App and web page records
········

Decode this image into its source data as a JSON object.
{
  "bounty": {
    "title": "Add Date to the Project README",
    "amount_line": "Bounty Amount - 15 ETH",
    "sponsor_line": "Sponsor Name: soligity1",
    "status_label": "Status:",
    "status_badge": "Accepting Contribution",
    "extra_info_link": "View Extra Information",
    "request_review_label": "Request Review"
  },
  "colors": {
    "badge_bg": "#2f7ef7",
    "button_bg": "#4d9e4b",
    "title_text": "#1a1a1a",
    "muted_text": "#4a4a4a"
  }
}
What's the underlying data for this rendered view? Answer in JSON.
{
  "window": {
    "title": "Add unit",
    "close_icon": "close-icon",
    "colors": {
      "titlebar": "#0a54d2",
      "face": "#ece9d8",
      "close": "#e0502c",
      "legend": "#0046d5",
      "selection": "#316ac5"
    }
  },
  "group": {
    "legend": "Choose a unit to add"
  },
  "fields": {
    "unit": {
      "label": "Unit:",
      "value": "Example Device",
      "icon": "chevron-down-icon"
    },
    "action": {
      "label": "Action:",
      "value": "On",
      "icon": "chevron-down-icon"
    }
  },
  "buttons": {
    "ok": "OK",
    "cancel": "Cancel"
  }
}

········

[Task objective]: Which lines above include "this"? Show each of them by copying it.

[Output below]:
Decode this image into its source data as a JSON object.
What's the underlying data for this rendered view? Answer in JSON.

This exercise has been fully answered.